# Instructions for the task:
Copy each entry as written.

(Entries from a dataset of interfaces)
• • • • • • •

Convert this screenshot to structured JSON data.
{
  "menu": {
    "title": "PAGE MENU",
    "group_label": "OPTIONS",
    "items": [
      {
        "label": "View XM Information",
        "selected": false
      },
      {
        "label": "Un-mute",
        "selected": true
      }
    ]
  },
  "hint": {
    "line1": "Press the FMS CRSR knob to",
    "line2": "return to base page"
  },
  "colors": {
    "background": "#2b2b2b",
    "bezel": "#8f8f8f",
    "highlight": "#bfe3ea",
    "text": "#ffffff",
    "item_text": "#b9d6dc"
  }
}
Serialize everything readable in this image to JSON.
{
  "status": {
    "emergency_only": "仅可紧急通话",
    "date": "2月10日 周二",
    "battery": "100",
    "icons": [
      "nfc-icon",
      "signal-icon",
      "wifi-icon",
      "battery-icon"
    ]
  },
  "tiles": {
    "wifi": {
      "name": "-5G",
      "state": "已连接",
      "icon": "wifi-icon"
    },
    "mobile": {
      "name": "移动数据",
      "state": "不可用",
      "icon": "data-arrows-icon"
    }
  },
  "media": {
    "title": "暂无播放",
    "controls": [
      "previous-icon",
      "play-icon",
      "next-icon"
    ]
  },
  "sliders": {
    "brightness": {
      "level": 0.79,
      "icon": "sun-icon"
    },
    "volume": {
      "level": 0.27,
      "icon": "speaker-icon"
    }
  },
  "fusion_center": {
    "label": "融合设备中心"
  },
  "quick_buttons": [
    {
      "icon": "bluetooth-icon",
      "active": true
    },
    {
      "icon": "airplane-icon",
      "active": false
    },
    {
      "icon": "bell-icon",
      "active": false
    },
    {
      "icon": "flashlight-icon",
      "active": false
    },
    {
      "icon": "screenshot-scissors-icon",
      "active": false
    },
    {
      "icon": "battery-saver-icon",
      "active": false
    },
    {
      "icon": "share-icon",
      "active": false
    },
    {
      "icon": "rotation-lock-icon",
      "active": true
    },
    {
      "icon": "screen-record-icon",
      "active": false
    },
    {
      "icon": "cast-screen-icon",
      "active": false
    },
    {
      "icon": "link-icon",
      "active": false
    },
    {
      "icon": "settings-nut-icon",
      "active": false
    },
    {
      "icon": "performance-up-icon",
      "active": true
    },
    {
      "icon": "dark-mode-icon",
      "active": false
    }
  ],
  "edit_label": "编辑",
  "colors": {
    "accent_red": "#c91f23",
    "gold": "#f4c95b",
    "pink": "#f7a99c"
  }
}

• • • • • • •

# Finished exercise:
Convert this screenshot to structured JSON data.
{
  "menu": {
    "title": "PAGE MENU",
    "group_label": "OPTIONS",
    "items": [
      {
        "label": "View XM Information",
        "selected": false
      },
      {
        "label": "Un-mute",
        "selected": true
      }
    ]
  },
  "hint": {
    "line1": "Press the FMS CRSR knob to",
    "line2": "return to base page"
  },
  "colors": {
    "background": "#2b2b2b",
    "bezel": "#8f8f8f",
    "highlight": "#bfe3ea",
    "text": "#ffffff",
    "item_text": "#b9d6dc"
  }
}
Serialize everything readable in this image to JSON.
{
  "status": {
    "emergency_only": "仅可紧急通话",
    "date": "2月10日 周二",
    "battery": "100",
    "icons": [
      "nfc-icon",
      "signal-icon",
      "wifi-icon",
      "battery-icon"
    ]
  },
  "tiles": {
    "wifi": {
      "name": "-5G",
      "state": "已连接",
      "icon": "wifi-icon"
    },
    "mobile": {
      "name": "移动数据",
      "state": "不可用",
      "icon": "data-arrows-icon"
    }
  },
  "media": {
    "title": "暂无播放",
    "controls": [
      "previous-icon",
      "play-icon",
      "next-icon"
    ]
  },
  "sliders": {
    "brightness": {
      "level": 0.79,
      "icon": "sun-icon"
    },
    "volume": {
      "level": 0.27,
      "icon": "speaker-icon"
    }
  },
  "fusion_center": {
    "label": "融合设备中心"
  },
  "quick_buttons": [
    {
      "icon": "bluetooth-icon",
      "active": true
    },
    {
      "icon": "airplane-icon",
      "active": false
    },
    {
      "icon": "bell-icon",
      "active": false
    },
    {
      "icon": "flashlight-icon",
      "active": false
    },
    {
      "icon": "screenshot-scissors-icon",
      "active": false
    },
    {
      "icon": "battery-saver-icon",
      "active": false
    },
    {
      "icon": "share-icon",
      "active": false
    },
    {
      "icon": "rotation-lock-icon",
      "active": true
    },
    {
      "icon": "screen-record-icon",
      "active": false
    },
    {
      "icon": "cast-screen-icon",
      "active": false
    },
    {
      "icon": "link-icon",
      "active": false
    },
    {
      "icon": "settings-nut-icon",
      "active": false
    },
    {
      "icon": "performance-up-icon",
      "active": true
    },
    {
      "icon": "dark-mode-icon",
      "active": false
    }
  ],
  "edit_label": "编辑",
  "colors": {
    "accent_red": "#c91f23",
    "gold": "#f4c95b",
    "pink": "#f7a99c"
  }
}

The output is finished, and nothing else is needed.